> _GIVEN DATA_:
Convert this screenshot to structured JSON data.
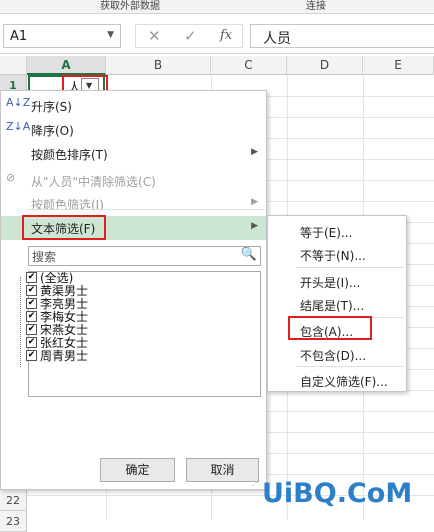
{
  "ribbon": {
    "group_left": "获取外部数据",
    "group_right": "连接"
  },
  "formula_bar": {
    "name_box": "A1",
    "name_box_arrow": "▼",
    "cancel_glyph": "✕",
    "enter_glyph": "✓",
    "fx_label": "fx",
    "value": "人员"
  },
  "columns": [
    "A",
    "B",
    "C",
    "D",
    "E"
  ],
  "rows": {
    "top": [
      "1"
    ],
    "bottom": [
      "22",
      "23"
    ]
  },
  "cell_a1": {
    "text": "人",
    "filter_arrow": "▼"
  },
  "filter_menu": {
    "sort_asc": {
      "label": "升序(S)",
      "icon": "sort-ascending-icon",
      "icon_glyph": "A↓Z"
    },
    "sort_desc": {
      "label": "降序(O)",
      "icon": "sort-descending-icon",
      "icon_glyph": "Z↓A"
    },
    "sort_by_color": {
      "label": "按颜色排序(T)"
    },
    "clear_filter": {
      "label": "从\"人员\"中清除筛选(C)",
      "icon": "clear-filter-icon",
      "icon_glyph": "⊘"
    },
    "filter_by_color": {
      "label": "按颜色筛选(I)"
    },
    "text_filter": {
      "label": "文本筛选(F)"
    },
    "search_placeholder": "搜索",
    "search_icon": "🔍",
    "items": [
      {
        "label": "(全选)",
        "checked": "✔"
      },
      {
        "label": "黄渠男士",
        "checked": "✔"
      },
      {
        "label": "李亮男士",
        "checked": "✔"
      },
      {
        "label": "李梅女士",
        "checked": "✔"
      },
      {
        "label": "宋燕女士",
        "checked": "✔"
      },
      {
        "label": "张红女士",
        "checked": "✔"
      },
      {
        "label": "周青男士",
        "checked": "✔"
      }
    ],
    "ok": "确定",
    "cancel": "取消"
  },
  "submenu": {
    "items": [
      {
        "label": "等于(E)..."
      },
      {
        "label": "不等于(N)..."
      },
      {
        "label": "开头是(I)..."
      },
      {
        "label": "结尾是(T)..."
      },
      {
        "label": "包含(A)..."
      },
      {
        "label": "不包含(D)..."
      },
      {
        "label": "自定义筛选(F)..."
      }
    ]
  },
  "watermark": "UiBQ.CoM",
  "colors": {
    "accent": "#217346",
    "highlight": "#cde6d3",
    "annotation": "#e02020",
    "watermark": "#2d7fc7"
  }
}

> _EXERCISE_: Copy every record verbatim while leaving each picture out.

> _TASK ANSWER_:
Convert this screenshot to structured JSON data.
{
  "ribbon": {
    "group_left": "获取外部数据",
    "group_right": "连接"
  },
  "formula_bar": {
    "name_box": "A1",
    "name_box_arrow": "▼",
    "cancel_glyph": "✕",
    "enter_glyph": "✓",
    "fx_label": "fx",
    "value": "人员"
  },
  "columns": [
    "A",
    "B",
    "C",
    "D",
    "E"
  ],
  "rows": {
    "top": [
      "1"
    ],
    "bottom": [
      "22",
      "23"
    ]
  },
  "cell_a1": {
    "text": "人",
    "filter_arrow": "▼"
  },
  "filter_menu": {
    "sort_asc": {
      "label": "升序(S)",
      "icon": "sort-ascending-icon",
      "icon_glyph": "A↓Z"
    },
    "sort_desc": {
      "label": "降序(O)",
      "icon": "sort-descending-icon",
      "icon_glyph": "Z↓A"
    },
    "sort_by_color": {
      "label": "按颜色排序(T)"
    },
    "clear_filter": {
      "label": "从\"人员\"中清除筛选(C)",
      "icon": "clear-filter-icon",
      "icon_glyph": "⊘"
    },
    "filter_by_color": {
      "label": "按颜色筛选(I)"
    },
    "text_filter": {
      "label": "文本筛选(F)"
    },
    "search_placeholder": "搜索",
    "search_icon": "🔍",
    "items": [
      {
        "label": "(全选)",
        "checked": "✔"
      },
      {
        "label": "黄渠男士",
        "checked": "✔"
      },
      {
        "label": "李亮男士",
        "checked": "✔"
      },
      {
        "label": "李梅女士",
        "checked": "✔"
      },
      {
        "label": "宋燕女士",
        "checked": "✔"
      },
      {
        "label": "张红女士",
        "checked": "✔"
      },
      {
        "label": "周青男士",
        "checked": "✔"
      }
    ],
    "ok": "确定",
    "cancel": "取消"
  },
  "submenu": {
    "items": [
      {
        "label": "等于(E)..."
      },
      {
        "label": "不等于(N)..."
      },
      {
        "label": "开头是(I)..."
      },
      {
        "label": "结尾是(T)..."
      },
      {
        "label": "包含(A)..."
      },
      {
        "label": "不包含(D)..."
      },
      {
        "label": "自定义筛选(F)..."
      }
    ]
  },
  "watermark": "UiBQ.CoM",
  "colors": {
    "accent": "#217346",
    "highlight": "#cde6d3",
    "annotation": "#e02020",
    "watermark": "#2d7fc7"
  }
}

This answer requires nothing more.